NASA has developed a special camera that lets you actually see the details of a fiery plume emanating from a space rocket. In the past, cameras have a hard time adjusting their exposure to something so intense, so all you often see is an overexposed jet of fire.
Scientists tested the new HiDyRS-X camera, which can record multiple exposures at the same time, during a recent test of the the Space Launch System's boosters and the results are mesmerizing:
Per NASA, the team working on the test saw things they had never seen before while filming an engine test:
"'I was amazed to see the ground support mirror bracket tumbling and the vortices shedding in the plume,' [Howard Conyers, a structural dynamist at NASA's Stennis Space Center] says. The team was able to gather interesting data from the slow motion footage, and Conyers also discovered something else by speeding up the playback.

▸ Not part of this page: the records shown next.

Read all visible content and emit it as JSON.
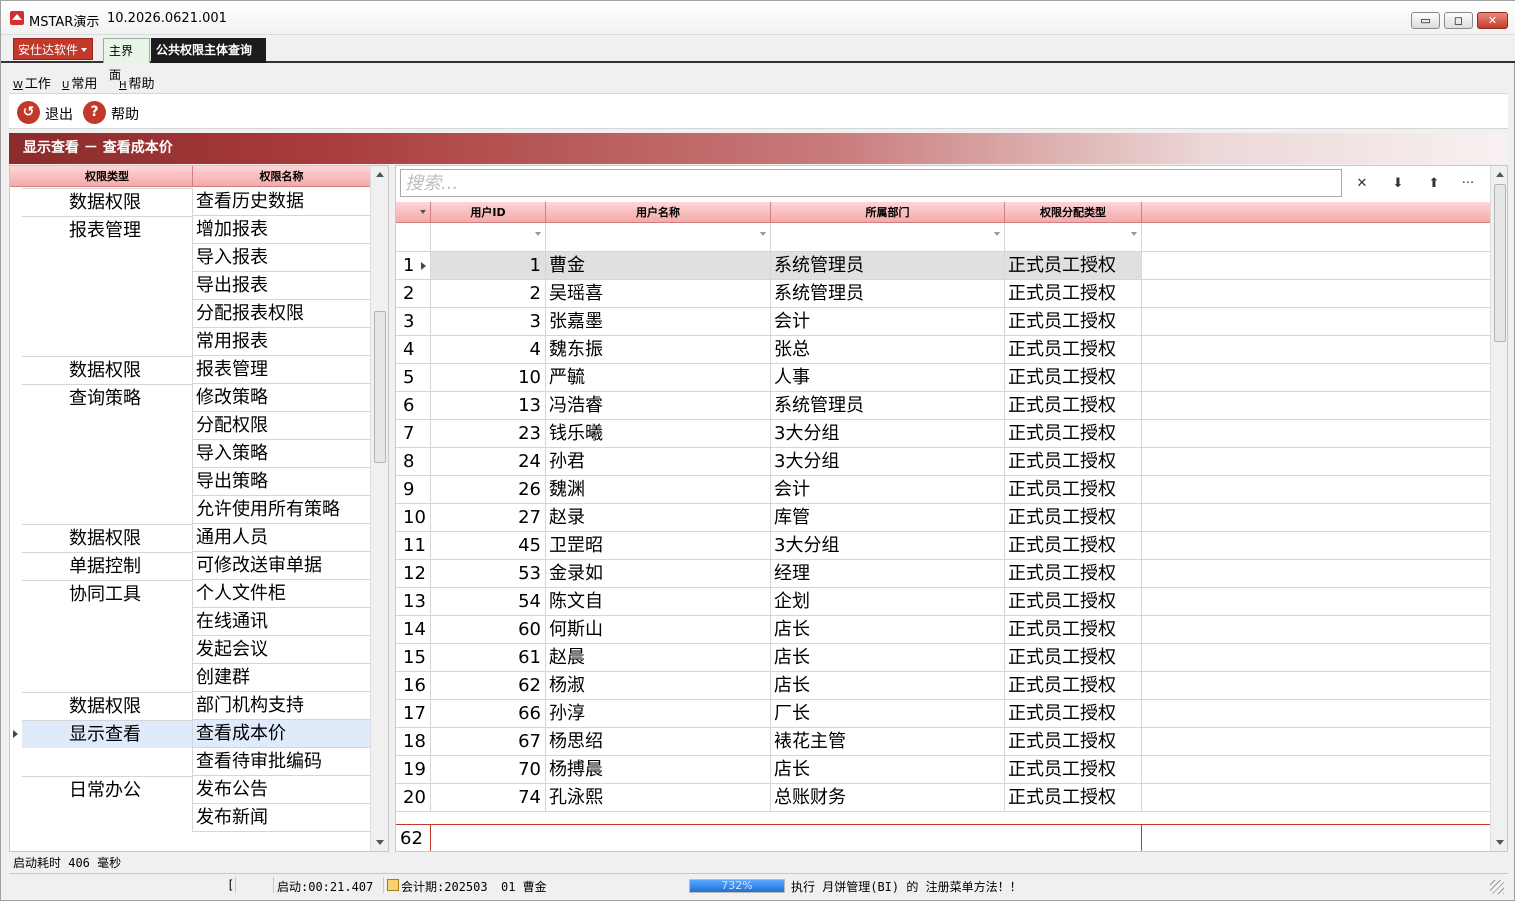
{
  "window": {
    "app_name": "MSTAR演示",
    "version": "10.2026.0621.001",
    "min_glyph": "▭",
    "max_glyph": "◻",
    "close_glyph": "✕"
  },
  "tabs": {
    "brand": "安仕达软件",
    "home": "主界面",
    "active": "公共权限主体查询"
  },
  "menu": {
    "items": [
      {
        "key": "W",
        "label": "工作"
      },
      {
        "key": "U",
        "label": "常用"
      },
      {
        "key": "H",
        "label": "帮助"
      }
    ]
  },
  "toolbar": {
    "exit_label": "退出",
    "help_label": "帮助",
    "help_glyph": "?"
  },
  "section": {
    "title": "显示查看 － 查看成本价"
  },
  "left_table": {
    "columns": [
      "权限类型",
      "权限名称"
    ],
    "rows": [
      {
        "type": "数据权限",
        "name": "查看历史数据"
      },
      {
        "type": "报表管理",
        "name": "增加报表"
      },
      {
        "type": "",
        "name": "导入报表"
      },
      {
        "type": "",
        "name": "导出报表"
      },
      {
        "type": "",
        "name": "分配报表权限"
      },
      {
        "type": "",
        "name": "常用报表"
      },
      {
        "type": "数据权限",
        "name": "报表管理"
      },
      {
        "type": "查询策略",
        "name": "修改策略"
      },
      {
        "type": "",
        "name": "分配权限"
      },
      {
        "type": "",
        "name": "导入策略"
      },
      {
        "type": "",
        "name": "导出策略"
      },
      {
        "type": "",
        "name": "允许使用所有策略"
      },
      {
        "type": "数据权限",
        "name": "通用人员"
      },
      {
        "type": "单据控制",
        "name": "可修改送审单据"
      },
      {
        "type": "协同工具",
        "name": "个人文件柜"
      },
      {
        "type": "",
        "name": "在线通讯"
      },
      {
        "type": "",
        "name": "发起会议"
      },
      {
        "type": "",
        "name": "创建群"
      },
      {
        "type": "数据权限",
        "name": "部门机构支持"
      },
      {
        "type": "显示查看",
        "name": "查看成本价"
      },
      {
        "type": "",
        "name": "查看待审批编码"
      },
      {
        "type": "日常办公",
        "name": "发布公告"
      },
      {
        "type": "",
        "name": "发布新闻"
      }
    ]
  },
  "search": {
    "placeholder": "搜索...",
    "clear_glyph": "✕",
    "down_glyph": "⬇",
    "up_glyph": "⬆",
    "more_glyph": "···"
  },
  "user_table": {
    "columns": [
      "用户ID",
      "用户名称",
      "所属部门",
      "权限分配类型"
    ],
    "rows": [
      {
        "n": "1",
        "id": "1",
        "name": "曹金",
        "dept": "系统管理员",
        "type": "正式员工授权"
      },
      {
        "n": "2",
        "id": "2",
        "name": "吴瑶喜",
        "dept": "系统管理员",
        "type": "正式员工授权"
      },
      {
        "n": "3",
        "id": "3",
        "name": "张嘉墨",
        "dept": "会计",
        "type": "正式员工授权"
      },
      {
        "n": "4",
        "id": "4",
        "name": "魏东振",
        "dept": "张总",
        "type": "正式员工授权"
      },
      {
        "n": "5",
        "id": "10",
        "name": "严毓",
        "dept": "人事",
        "type": "正式员工授权"
      },
      {
        "n": "6",
        "id": "13",
        "name": "冯浩睿",
        "dept": "系统管理员",
        "type": "正式员工授权"
      },
      {
        "n": "7",
        "id": "23",
        "name": "钱乐曦",
        "dept": "3大分组",
        "type": "正式员工授权"
      },
      {
        "n": "8",
        "id": "24",
        "name": "孙君",
        "dept": "3大分组",
        "type": "正式员工授权"
      },
      {
        "n": "9",
        "id": "26",
        "name": "魏渊",
        "dept": "会计",
        "type": "正式员工授权"
      },
      {
        "n": "10",
        "id": "27",
        "name": "赵录",
        "dept": "库管",
        "type": "正式员工授权"
      },
      {
        "n": "11",
        "id": "45",
        "name": "卫罡昭",
        "dept": "3大分组",
        "type": "正式员工授权"
      },
      {
        "n": "12",
        "id": "53",
        "name": "金录如",
        "dept": "经理",
        "type": "正式员工授权"
      },
      {
        "n": "13",
        "id": "54",
        "name": "陈文自",
        "dept": "企划",
        "type": "正式员工授权"
      },
      {
        "n": "14",
        "id": "60",
        "name": "何斯山",
        "dept": "店长",
        "type": "正式员工授权"
      },
      {
        "n": "15",
        "id": "61",
        "name": "赵晨",
        "dept": "店长",
        "type": "正式员工授权"
      },
      {
        "n": "16",
        "id": "62",
        "name": "杨淑",
        "dept": "店长",
        "type": "正式员工授权"
      },
      {
        "n": "17",
        "id": "66",
        "name": "孙淳",
        "dept": "厂长",
        "type": "正式员工授权"
      },
      {
        "n": "18",
        "id": "67",
        "name": "杨思绍",
        "dept": "裱花主管",
        "type": "正式员工授权"
      },
      {
        "n": "19",
        "id": "70",
        "name": "杨搏晨",
        "dept": "店长",
        "type": "正式员工授权"
      },
      {
        "n": "20",
        "id": "74",
        "name": "孔泳熙",
        "dept": "总账财务",
        "type": "正式员工授权"
      }
    ],
    "total_count": "62"
  },
  "status": {
    "startup_time": "启动耗时 406 毫秒",
    "marker": "[",
    "uptime": "启动:00:21.407",
    "period": "会计期:202503",
    "user": "01 曹金",
    "progress_text": "732%",
    "progress_fraction": 1.0,
    "message": "执行 月饼管理(BI) 的 注册菜单方法！！"
  }
}
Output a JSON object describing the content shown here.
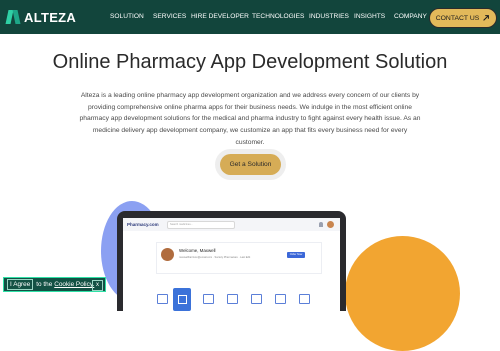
{
  "nav": {
    "brand": "ALTEZA",
    "items": [
      "SOLUTION",
      "SERVICES",
      "HIRE DEVELOPER",
      "TECHNOLOGIES",
      "INDUSTRIES",
      "INSIGHTS",
      "COMPANY"
    ],
    "contact_label": "CONTACT US",
    "contact_icon": "arrow-up-right-icon"
  },
  "hero": {
    "title": "Online Pharmacy App Development Solution",
    "description": "Alteza is a leading online pharmacy app development organization and we address every concern of our clients by providing comprehensive online pharma apps for their business needs. We indulge in the most efficient online pharmacy app development solutions for the medical and pharma industry to fight against every health issue. As an medicine delivery app development company, we customize an app that fits every business need for every customer.",
    "cta_label": "Get a Solution"
  },
  "mockup": {
    "brand": "Pharmacy.com",
    "search_placeholder": "Search medicines...",
    "welcome": "Welcome, Maxwell",
    "subtext": "maxwellharrison@email.com · Society Pharmacare · Last Edit",
    "button_label": "Order Now"
  },
  "cookie": {
    "agree_label": "I Agree",
    "text": "to the",
    "link_label": "Cookie Policy.",
    "close_label": "x"
  },
  "colors": {
    "nav_bg": "#12453c",
    "accent_gold": "#e2b95a",
    "cookie_bg": "#135144"
  }
}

"'I was able to clearly see the exhaust plume, nozzle and the nozzle fabric go through its gimbaling patterns, which is an expected condition, but usually unobservable in slow motion or normal playback rates.'"
Just for comparison, this is what footage from a rocket normally looks like:
NASA's Space Launch System (SLS) recently completed full-scale test of its booster Image of Space Launch System Qualification Motor 2 test or, QM-2, without using HiDyRS-X camera.